So, tomorrow I will do just that. No, I won’t be going for a PB, actually I am planning on adding quite a bit of time to my 21.k best time of 2:03 and change. I will though be going for my farthest distance yet. My original plan was to tack on km to the end of the race. However, at Expo last night I ran into someone I used to work with who is a very accomplished and experienced marathoner. She right away suggested I switch my plan around; start with my individual run and then do the race. She wisely pointed out that then I would be finishing my longest run with the encouragement of a crowd. What a brilliant idea. At first I wondered why I didn’t think of it but then I realized that starting a run that early in the morning is just not something that ever comes to mind for me. But that is now my plan. I hope to fit in 10 (maybe 12?) km before the half marathon. The logistics are going to be a little tricky as I am going to try to finish that run as close to my start time as possible while still making sure I get into the crowded start area with a bit of time to spare. I am also not looking forward to starting a run already cold and damp. But it will all be worth it if I actually make it past the 30k mark tomorrow!
Normally my comfort zone is running at a pace between 5:50 and 6:00 minutes/km. After a week off and two weeks of treating every run as a slow run, well that comfort zone is definitely gone. When I headed out tonight I felt like I was flying. And then I looked at my watch. How could I feel so fast when my average pace was 6:10? Honestly, I felt like I was breaking speed records. But, I reminded myself that I am not going to be obsessed with numbers and carried on.
And then it happened. When I turned at the halfway point to head home I got to experience that slightly magical feeling when everything falls into place. Without trying harder I was suddenly running faster. With a cool autumn wind behind me and a setting sun in front, I was running effortlessly. My iPod Nano landed on “Crash” by Dave Matthews. Not exactly a running pace tune, but a powerful song both vocally and musically. I couldn’t help but smile. These running moments are special, but they are just moments. It didn’t take long for it to become work once more, hard work at that. But in the end I finished 8k with a 5:57 average pace. I had enough in me to do a fairly fast sprint, and once again my music seemed in sync with my run. My last few minutes I ran to Canadian singer Joel Plaskett’s “Million Dollars”. Nothing like running to the words, “We’ll go out, we’ll take no prisoners; we look like a million dollars; every time they look at us we’ll blow their minds”. Those are fighting words:) Another line from the same song that might be quite appropriate for marathon race day: “Let’s go make some history before we fall apart.”

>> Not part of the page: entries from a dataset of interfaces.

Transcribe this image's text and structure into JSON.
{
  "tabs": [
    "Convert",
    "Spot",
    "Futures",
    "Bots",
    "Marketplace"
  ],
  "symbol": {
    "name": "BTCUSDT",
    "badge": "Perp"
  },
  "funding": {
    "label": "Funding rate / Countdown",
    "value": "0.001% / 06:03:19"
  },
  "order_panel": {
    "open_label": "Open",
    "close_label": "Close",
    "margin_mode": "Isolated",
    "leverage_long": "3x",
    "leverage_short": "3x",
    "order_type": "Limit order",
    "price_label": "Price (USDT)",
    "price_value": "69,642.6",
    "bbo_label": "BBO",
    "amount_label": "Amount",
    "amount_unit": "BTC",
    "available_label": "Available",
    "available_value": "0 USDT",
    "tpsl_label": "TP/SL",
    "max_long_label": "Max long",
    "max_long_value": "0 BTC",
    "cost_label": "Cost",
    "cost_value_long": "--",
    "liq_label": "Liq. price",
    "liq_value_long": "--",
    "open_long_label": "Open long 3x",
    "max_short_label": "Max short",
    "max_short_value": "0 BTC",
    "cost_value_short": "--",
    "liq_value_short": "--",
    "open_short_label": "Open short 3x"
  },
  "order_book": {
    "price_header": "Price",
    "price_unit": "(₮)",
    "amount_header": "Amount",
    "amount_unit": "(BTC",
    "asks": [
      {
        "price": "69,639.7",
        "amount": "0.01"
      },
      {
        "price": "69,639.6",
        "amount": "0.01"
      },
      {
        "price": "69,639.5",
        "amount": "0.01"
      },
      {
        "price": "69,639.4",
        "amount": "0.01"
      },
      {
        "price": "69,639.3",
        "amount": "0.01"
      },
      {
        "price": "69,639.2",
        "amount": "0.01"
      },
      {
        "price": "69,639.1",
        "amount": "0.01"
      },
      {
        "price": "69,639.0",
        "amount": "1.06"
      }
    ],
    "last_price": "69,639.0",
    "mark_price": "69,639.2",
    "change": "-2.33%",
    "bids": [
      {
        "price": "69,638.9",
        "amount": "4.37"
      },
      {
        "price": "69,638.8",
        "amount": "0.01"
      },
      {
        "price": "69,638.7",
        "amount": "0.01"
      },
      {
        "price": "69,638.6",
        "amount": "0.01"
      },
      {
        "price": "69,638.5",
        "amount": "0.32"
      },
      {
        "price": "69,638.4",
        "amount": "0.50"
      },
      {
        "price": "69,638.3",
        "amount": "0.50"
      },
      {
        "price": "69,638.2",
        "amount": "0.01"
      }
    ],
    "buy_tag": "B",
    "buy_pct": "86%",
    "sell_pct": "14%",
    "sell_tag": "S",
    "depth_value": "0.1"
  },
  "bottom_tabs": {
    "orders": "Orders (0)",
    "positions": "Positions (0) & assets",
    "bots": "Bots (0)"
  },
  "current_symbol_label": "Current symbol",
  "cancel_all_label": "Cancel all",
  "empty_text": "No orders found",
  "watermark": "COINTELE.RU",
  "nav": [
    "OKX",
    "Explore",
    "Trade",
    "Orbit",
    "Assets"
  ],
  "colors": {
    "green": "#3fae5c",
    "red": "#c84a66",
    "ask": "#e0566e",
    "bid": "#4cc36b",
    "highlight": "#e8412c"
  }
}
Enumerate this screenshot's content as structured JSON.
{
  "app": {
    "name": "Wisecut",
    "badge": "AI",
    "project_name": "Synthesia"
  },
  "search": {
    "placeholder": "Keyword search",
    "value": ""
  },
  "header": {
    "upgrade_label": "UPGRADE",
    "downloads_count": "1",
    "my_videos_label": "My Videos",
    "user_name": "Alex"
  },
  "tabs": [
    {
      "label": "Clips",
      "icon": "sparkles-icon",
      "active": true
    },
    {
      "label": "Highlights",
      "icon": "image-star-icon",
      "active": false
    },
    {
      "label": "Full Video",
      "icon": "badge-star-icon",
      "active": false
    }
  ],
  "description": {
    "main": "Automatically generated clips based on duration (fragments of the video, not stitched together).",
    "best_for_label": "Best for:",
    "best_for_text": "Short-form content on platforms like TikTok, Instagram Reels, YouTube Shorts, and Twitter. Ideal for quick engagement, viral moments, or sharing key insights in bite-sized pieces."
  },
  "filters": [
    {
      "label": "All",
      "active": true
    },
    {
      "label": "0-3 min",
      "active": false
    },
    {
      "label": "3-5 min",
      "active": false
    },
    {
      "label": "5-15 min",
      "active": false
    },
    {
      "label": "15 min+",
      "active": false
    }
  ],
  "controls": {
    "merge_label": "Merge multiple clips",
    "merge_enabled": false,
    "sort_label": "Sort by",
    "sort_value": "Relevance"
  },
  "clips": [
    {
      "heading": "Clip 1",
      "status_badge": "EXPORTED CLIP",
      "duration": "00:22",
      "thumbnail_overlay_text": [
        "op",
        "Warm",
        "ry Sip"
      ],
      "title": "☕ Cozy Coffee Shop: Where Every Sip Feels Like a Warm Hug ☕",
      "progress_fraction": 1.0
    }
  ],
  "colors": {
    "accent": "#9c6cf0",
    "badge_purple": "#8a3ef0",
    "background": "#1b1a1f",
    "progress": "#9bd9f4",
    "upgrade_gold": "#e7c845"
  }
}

If you haven’t heard Million Dollars, I recommend you add it to your running playlist. Check it out on Youtube here And, to throw out one more plug for Canadian content, you can also find the song in one of my all-time favourite movies, One Week. If you have not seen this film, put it on your must see list. You can see the trailer here.